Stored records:

--*--

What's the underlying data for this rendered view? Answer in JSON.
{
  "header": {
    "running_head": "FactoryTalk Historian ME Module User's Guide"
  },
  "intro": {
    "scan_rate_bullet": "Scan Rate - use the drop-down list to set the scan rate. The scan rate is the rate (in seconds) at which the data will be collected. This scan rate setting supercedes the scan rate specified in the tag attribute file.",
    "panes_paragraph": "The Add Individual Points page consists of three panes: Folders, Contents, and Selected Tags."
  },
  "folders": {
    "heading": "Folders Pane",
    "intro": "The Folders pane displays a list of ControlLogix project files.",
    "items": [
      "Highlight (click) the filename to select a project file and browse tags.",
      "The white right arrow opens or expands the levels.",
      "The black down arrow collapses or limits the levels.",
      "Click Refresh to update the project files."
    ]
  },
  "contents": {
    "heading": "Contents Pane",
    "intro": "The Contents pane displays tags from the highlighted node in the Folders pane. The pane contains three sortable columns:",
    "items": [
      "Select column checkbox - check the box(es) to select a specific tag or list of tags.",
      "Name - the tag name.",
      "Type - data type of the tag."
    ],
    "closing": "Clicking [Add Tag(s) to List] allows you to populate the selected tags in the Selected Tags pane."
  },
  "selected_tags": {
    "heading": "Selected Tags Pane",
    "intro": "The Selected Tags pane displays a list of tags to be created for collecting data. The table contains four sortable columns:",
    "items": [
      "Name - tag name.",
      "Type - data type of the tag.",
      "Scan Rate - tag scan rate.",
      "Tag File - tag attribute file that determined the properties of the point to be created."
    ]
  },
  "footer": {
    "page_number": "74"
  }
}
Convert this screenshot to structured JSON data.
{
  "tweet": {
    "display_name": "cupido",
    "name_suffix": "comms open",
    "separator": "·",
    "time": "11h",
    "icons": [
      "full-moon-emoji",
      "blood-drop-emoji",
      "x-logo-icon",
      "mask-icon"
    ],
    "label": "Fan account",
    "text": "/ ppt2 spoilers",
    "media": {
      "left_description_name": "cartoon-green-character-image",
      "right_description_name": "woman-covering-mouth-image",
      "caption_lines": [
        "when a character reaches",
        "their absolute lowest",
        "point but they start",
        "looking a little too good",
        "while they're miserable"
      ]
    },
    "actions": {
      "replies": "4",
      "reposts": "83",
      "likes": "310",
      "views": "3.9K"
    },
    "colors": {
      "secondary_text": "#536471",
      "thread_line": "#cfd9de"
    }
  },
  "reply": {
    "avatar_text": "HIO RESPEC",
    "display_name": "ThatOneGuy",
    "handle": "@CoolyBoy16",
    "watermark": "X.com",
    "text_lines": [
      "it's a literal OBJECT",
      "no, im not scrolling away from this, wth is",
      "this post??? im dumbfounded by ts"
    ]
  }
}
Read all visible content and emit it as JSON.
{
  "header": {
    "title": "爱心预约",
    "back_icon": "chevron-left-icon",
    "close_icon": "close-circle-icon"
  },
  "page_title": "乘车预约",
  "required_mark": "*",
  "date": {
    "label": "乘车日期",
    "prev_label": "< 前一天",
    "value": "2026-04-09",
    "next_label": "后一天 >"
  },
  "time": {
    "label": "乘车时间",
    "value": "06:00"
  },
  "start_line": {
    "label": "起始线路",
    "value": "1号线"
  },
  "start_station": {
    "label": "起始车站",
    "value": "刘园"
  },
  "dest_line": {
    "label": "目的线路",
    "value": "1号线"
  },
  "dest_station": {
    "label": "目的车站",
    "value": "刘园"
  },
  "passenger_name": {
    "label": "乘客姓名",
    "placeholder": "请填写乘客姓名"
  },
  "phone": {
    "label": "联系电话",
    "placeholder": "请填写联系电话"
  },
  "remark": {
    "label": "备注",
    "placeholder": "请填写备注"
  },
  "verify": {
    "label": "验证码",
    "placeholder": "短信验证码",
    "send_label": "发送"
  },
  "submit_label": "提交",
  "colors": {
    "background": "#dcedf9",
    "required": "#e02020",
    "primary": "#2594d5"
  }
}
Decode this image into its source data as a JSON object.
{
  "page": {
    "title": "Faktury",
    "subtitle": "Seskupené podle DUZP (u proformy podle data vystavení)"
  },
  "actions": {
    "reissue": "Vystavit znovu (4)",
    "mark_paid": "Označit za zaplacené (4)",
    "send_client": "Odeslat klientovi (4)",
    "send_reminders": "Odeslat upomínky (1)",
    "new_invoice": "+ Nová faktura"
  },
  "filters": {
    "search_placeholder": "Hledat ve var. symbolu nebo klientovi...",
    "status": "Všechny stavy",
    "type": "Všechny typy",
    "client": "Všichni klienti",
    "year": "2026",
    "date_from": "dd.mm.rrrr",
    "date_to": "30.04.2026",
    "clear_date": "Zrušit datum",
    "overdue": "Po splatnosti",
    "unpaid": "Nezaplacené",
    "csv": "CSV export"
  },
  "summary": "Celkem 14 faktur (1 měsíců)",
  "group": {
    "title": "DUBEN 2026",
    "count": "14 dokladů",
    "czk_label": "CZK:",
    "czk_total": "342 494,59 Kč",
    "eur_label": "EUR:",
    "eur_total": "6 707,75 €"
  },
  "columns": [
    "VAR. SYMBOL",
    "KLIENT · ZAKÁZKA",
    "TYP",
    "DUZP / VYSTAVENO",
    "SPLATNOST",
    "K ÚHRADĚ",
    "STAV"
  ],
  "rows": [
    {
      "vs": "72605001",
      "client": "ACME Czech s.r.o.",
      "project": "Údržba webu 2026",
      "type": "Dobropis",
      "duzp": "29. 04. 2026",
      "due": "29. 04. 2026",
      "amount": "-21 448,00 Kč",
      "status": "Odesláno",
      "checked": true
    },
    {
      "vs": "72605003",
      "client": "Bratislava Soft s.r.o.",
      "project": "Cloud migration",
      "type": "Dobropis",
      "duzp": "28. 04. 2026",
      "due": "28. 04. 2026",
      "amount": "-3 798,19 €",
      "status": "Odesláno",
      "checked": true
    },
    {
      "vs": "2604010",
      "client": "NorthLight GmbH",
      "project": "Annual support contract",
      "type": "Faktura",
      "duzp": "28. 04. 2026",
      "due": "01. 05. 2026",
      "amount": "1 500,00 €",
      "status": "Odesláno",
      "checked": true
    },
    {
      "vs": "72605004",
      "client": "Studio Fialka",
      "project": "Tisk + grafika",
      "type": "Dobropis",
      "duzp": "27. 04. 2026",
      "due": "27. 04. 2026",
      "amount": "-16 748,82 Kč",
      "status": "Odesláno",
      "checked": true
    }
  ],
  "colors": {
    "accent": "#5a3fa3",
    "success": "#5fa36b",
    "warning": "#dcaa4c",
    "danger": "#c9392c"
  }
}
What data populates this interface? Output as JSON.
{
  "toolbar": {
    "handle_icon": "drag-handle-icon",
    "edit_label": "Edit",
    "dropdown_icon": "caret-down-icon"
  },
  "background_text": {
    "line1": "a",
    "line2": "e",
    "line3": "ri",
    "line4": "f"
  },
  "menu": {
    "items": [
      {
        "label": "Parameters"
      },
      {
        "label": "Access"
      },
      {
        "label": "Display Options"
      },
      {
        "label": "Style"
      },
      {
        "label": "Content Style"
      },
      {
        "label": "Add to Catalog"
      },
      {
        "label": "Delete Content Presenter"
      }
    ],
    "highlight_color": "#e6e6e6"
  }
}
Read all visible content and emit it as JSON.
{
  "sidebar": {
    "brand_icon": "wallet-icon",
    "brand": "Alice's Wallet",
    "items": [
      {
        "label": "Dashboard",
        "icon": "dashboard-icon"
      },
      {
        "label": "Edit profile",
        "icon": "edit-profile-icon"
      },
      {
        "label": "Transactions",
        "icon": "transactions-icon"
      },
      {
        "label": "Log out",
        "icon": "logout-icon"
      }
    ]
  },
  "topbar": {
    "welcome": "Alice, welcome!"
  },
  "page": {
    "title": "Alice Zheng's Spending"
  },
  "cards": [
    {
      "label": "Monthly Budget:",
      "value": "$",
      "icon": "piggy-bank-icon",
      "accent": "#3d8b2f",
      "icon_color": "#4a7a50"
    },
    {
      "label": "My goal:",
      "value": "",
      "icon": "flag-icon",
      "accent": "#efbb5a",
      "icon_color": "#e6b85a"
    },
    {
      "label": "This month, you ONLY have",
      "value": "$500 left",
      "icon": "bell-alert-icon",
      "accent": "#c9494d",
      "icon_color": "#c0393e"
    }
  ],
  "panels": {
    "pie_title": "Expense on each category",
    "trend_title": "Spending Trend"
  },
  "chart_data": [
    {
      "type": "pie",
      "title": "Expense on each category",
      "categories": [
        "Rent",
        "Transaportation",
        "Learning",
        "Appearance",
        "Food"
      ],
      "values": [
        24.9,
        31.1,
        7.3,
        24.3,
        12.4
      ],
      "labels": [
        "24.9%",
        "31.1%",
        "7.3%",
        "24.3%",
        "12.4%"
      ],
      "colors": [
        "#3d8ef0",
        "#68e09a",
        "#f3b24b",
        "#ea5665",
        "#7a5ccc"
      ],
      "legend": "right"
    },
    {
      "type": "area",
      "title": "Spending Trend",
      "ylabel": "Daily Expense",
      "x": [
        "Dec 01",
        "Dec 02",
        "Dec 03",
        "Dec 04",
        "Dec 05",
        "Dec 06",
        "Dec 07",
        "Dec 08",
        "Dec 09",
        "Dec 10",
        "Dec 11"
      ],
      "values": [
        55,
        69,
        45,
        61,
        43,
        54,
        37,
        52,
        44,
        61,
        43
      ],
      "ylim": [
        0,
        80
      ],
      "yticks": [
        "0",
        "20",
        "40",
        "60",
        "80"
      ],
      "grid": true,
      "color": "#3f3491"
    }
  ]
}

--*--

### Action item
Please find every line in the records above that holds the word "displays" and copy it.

### Completed exercise
    "intro": "The Folders pane displays a list of ControlLogix project files.",
    "intro": "The Contents pane displays tags from the highlighted node in the Folders pane. The pane contains three sortable columns:",
    "intro": "The Selected Tags pane displays a list of tags to be created for collecting data. The table contains four sortable columns:",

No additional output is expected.